### WHAT YOU NEED TO DO:
Within the entries below, find each line containing the word "value" and copy it.

● ● ● ● ●

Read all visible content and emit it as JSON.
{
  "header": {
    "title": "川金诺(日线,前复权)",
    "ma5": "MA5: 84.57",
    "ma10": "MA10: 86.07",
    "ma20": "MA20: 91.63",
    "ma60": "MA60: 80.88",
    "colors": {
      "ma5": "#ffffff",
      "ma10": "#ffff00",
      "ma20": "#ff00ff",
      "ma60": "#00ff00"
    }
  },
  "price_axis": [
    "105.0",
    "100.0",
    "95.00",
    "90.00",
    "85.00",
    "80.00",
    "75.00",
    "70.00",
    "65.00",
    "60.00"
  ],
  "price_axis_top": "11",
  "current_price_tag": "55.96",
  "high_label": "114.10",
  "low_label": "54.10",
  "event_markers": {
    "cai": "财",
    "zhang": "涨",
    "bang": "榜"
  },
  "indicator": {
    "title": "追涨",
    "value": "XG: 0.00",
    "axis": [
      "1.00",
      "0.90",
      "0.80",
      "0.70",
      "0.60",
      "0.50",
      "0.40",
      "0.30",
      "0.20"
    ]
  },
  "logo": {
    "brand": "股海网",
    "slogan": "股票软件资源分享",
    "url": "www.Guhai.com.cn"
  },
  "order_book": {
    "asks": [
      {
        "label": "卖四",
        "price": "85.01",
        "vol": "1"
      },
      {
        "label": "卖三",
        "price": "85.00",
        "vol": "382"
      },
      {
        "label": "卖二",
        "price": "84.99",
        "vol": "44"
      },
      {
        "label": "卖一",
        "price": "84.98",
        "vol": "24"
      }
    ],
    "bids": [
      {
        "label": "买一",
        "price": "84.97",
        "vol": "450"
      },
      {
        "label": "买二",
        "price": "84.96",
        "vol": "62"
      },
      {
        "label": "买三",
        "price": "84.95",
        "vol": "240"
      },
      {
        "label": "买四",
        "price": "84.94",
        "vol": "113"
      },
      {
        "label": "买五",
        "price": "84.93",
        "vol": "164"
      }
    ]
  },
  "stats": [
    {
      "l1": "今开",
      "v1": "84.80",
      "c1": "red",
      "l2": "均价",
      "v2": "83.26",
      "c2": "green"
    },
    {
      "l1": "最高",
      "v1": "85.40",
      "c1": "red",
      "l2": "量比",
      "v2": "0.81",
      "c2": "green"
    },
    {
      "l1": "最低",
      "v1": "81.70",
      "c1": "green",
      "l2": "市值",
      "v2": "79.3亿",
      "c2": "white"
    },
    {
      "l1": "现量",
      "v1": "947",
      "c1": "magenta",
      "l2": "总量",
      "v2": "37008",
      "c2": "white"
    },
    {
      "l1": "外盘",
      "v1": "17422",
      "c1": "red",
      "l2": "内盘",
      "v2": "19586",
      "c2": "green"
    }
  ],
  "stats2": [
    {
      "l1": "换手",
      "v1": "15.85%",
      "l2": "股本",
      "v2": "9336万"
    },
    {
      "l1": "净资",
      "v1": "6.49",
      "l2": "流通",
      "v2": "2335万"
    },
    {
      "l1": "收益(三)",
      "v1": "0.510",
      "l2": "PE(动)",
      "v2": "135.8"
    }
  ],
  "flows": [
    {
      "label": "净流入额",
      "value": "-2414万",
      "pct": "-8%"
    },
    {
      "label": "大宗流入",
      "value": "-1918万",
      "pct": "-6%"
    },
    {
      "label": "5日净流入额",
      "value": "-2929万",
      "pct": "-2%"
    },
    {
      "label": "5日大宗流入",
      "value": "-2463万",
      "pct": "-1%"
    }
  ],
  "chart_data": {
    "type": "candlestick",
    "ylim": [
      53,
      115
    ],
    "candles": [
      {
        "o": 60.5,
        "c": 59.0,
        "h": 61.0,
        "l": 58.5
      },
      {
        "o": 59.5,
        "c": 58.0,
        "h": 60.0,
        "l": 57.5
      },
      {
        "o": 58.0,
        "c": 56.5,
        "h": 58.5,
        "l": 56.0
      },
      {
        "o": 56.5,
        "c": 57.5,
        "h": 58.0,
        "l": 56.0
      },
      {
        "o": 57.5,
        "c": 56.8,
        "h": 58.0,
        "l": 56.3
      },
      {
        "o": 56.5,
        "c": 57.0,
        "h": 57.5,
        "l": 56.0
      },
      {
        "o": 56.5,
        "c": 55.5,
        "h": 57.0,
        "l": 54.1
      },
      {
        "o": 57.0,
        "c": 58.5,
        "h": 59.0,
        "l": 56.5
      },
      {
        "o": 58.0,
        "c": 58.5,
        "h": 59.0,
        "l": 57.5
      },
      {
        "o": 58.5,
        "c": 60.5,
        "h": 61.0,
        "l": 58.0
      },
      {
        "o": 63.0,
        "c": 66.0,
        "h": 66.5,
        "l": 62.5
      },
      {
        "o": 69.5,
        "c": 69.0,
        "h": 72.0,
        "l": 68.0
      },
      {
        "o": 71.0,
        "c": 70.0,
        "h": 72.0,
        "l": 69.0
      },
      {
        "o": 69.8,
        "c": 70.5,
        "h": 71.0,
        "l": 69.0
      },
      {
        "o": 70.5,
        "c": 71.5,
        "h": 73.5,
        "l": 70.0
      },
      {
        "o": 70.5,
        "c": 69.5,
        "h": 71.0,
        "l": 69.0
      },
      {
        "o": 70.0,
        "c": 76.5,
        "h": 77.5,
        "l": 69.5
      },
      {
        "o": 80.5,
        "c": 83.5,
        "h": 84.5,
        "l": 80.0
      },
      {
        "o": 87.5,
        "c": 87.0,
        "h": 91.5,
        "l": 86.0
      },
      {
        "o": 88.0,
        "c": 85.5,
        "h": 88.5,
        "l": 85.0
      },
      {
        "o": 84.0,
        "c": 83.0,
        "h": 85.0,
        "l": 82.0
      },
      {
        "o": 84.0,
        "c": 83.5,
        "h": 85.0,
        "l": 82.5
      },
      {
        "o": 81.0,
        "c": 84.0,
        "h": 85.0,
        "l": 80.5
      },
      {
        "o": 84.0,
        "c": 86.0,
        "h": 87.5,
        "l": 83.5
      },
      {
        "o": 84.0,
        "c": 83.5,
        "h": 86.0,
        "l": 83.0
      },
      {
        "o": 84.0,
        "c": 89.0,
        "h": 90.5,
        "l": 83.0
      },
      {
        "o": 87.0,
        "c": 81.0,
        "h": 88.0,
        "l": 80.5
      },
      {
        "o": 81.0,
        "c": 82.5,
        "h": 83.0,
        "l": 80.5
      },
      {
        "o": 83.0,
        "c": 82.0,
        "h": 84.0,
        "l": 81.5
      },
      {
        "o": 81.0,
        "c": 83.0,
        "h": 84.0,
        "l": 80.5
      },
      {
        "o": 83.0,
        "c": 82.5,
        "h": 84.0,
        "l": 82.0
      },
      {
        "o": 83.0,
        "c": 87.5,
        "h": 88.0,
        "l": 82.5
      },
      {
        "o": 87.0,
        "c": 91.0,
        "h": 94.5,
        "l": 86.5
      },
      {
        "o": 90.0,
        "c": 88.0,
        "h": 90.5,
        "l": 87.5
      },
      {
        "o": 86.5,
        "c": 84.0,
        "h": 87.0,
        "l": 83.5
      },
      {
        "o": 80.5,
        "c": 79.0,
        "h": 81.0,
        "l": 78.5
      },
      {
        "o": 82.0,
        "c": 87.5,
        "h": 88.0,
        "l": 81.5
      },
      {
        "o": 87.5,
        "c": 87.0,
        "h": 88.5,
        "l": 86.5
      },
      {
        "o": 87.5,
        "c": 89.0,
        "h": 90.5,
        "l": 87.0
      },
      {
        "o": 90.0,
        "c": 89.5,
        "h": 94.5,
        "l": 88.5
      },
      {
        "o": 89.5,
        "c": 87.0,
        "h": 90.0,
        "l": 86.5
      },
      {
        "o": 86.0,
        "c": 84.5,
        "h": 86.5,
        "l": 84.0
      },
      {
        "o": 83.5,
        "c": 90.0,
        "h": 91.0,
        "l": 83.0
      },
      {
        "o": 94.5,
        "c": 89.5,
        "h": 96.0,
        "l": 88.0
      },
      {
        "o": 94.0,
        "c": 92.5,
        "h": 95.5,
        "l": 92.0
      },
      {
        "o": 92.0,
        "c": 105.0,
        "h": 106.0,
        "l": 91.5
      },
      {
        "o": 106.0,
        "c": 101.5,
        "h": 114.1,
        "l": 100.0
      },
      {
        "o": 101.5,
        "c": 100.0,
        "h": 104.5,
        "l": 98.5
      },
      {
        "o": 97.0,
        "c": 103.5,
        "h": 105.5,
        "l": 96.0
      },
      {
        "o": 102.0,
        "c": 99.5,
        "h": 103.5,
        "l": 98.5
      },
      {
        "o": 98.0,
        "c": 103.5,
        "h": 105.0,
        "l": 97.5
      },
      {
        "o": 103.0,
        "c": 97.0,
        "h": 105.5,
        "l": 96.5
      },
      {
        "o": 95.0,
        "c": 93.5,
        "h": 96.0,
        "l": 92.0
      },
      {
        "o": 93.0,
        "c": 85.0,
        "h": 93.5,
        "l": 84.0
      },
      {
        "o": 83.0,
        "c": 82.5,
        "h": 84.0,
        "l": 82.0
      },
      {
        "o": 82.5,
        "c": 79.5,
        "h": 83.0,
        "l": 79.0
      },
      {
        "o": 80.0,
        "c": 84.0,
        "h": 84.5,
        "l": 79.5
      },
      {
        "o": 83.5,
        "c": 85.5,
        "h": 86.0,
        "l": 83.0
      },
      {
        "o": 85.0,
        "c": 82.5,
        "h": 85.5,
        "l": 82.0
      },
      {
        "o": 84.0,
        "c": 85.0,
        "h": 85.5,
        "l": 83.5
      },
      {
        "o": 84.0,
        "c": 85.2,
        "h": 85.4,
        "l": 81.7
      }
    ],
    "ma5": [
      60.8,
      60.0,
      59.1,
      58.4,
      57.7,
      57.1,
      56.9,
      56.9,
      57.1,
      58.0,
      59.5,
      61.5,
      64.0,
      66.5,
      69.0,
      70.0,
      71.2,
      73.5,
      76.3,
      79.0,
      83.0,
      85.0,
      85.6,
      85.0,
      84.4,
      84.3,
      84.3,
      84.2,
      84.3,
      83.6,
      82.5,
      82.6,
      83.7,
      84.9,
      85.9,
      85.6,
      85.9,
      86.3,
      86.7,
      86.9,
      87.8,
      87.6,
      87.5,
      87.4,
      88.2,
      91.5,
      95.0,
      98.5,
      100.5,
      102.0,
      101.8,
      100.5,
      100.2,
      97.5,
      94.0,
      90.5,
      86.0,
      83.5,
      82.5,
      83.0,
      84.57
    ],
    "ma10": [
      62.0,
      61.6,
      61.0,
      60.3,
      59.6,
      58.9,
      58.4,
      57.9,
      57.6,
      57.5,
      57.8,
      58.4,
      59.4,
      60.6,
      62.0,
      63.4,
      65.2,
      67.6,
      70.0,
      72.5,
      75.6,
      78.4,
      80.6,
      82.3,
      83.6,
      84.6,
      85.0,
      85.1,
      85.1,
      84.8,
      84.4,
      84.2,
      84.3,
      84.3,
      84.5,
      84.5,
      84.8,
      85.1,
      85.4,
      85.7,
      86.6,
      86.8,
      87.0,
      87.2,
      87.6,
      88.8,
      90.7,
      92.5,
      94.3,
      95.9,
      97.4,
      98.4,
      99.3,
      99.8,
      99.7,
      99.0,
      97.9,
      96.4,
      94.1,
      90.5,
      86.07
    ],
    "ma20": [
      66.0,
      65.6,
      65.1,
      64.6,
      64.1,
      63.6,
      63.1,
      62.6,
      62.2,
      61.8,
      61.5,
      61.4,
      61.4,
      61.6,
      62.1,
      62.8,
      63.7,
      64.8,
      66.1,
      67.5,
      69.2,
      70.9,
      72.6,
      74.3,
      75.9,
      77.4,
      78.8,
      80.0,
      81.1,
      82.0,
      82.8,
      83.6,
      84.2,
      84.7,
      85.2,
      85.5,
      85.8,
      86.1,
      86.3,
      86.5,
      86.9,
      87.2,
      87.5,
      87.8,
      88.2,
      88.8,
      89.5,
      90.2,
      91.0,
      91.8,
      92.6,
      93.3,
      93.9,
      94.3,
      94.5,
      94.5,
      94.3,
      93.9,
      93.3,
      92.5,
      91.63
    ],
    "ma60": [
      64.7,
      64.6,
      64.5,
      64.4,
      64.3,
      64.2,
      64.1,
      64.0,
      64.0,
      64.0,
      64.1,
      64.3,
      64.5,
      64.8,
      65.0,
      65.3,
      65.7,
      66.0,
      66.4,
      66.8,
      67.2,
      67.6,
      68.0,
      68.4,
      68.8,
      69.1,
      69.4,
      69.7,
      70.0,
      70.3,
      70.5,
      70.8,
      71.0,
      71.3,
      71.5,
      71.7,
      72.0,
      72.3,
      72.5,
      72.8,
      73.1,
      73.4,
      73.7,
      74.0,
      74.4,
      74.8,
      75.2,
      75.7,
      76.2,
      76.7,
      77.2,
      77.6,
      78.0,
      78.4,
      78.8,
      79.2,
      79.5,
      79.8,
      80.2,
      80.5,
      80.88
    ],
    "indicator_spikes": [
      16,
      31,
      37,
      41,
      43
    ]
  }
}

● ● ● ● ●

### OUTPUT FOR THIS EXERCISE:
    "value": "XG: 0.00",
      "value": "-2414万",
      "value": "-1918万",
      "value": "-2929万",
      "value": "-2463万",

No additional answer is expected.